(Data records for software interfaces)
BEGIN
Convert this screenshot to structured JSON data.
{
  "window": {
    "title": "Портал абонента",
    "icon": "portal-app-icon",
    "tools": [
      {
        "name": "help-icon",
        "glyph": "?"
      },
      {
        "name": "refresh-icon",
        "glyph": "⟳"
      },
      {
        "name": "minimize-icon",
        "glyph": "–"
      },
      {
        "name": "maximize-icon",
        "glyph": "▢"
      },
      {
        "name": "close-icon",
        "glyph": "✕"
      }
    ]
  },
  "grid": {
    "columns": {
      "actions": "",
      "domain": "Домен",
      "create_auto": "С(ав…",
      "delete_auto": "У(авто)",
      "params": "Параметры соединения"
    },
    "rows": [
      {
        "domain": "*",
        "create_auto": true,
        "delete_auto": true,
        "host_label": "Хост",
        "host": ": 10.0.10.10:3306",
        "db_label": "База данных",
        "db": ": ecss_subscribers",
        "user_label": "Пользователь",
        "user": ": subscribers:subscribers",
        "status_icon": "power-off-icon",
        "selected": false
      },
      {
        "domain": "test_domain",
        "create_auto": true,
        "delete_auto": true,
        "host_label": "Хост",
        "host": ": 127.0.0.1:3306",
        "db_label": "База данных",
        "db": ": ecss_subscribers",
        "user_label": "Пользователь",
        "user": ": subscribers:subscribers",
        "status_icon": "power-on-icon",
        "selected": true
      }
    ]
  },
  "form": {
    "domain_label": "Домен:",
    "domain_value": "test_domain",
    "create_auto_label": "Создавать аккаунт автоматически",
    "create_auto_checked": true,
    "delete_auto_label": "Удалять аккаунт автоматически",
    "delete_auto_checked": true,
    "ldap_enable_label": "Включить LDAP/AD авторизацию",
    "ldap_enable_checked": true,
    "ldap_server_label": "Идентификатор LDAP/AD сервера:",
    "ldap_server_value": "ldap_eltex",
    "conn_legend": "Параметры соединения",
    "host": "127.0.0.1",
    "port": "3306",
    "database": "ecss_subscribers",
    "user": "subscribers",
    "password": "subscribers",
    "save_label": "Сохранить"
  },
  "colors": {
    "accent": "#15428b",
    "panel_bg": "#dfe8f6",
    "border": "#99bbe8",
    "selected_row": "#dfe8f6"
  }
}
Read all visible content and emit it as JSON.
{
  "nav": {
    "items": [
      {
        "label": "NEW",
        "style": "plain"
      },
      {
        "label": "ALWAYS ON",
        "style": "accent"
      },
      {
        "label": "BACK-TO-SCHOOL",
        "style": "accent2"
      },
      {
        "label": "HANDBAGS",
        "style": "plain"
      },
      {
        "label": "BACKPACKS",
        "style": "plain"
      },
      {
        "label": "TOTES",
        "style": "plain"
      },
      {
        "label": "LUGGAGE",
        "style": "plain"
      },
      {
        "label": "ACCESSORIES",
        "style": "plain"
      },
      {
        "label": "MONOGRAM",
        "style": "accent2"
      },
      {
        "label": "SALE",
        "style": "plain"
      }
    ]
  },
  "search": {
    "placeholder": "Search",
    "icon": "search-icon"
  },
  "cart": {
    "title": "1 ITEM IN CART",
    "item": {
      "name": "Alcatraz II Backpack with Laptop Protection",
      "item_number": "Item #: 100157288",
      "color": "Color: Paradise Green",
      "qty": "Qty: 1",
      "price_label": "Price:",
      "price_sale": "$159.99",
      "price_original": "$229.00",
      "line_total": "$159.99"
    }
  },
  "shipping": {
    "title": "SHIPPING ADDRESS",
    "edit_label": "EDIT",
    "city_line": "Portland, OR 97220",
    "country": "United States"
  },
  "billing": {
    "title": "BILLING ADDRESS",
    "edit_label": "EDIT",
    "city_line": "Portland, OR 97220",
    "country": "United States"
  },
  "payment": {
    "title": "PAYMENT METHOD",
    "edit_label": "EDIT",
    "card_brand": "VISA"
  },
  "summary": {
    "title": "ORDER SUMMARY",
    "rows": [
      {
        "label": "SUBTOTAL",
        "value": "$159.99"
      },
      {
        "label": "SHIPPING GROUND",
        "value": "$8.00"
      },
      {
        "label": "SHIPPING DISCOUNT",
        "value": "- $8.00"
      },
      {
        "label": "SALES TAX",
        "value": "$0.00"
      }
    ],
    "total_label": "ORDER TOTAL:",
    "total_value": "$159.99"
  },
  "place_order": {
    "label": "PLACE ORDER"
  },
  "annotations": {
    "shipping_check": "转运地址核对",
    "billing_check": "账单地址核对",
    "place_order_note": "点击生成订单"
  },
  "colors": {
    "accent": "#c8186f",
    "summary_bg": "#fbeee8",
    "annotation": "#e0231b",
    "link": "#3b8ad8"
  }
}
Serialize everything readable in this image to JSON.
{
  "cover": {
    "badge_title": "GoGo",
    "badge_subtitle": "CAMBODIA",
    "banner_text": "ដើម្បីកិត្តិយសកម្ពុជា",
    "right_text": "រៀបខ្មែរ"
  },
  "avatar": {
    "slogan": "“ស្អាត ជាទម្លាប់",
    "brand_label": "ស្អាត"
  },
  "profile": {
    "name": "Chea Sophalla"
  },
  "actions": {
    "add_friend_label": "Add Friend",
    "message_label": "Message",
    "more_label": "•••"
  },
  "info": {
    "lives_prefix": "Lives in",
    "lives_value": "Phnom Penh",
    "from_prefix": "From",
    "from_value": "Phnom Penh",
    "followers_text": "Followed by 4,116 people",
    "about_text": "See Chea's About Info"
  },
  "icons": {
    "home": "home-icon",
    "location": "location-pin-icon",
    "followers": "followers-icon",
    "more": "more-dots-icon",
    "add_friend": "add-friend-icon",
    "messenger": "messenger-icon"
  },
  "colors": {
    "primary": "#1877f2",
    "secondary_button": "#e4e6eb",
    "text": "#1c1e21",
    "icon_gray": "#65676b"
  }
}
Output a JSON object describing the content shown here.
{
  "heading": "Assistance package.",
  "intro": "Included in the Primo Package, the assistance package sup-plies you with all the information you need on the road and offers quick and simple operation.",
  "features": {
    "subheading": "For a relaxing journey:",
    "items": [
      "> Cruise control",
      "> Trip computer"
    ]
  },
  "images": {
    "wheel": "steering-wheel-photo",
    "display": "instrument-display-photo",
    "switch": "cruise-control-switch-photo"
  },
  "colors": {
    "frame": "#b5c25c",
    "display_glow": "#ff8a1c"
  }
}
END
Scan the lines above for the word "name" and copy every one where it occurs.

        "name": "help-icon",
        "name": "refresh-icon",
        "name": "minimize-icon",
        "name": "maximize-icon",
        "name": "close-icon",
      "name": "Alcatraz II Backpack with Laptop Protection",
    "name": "Chea Sophalla"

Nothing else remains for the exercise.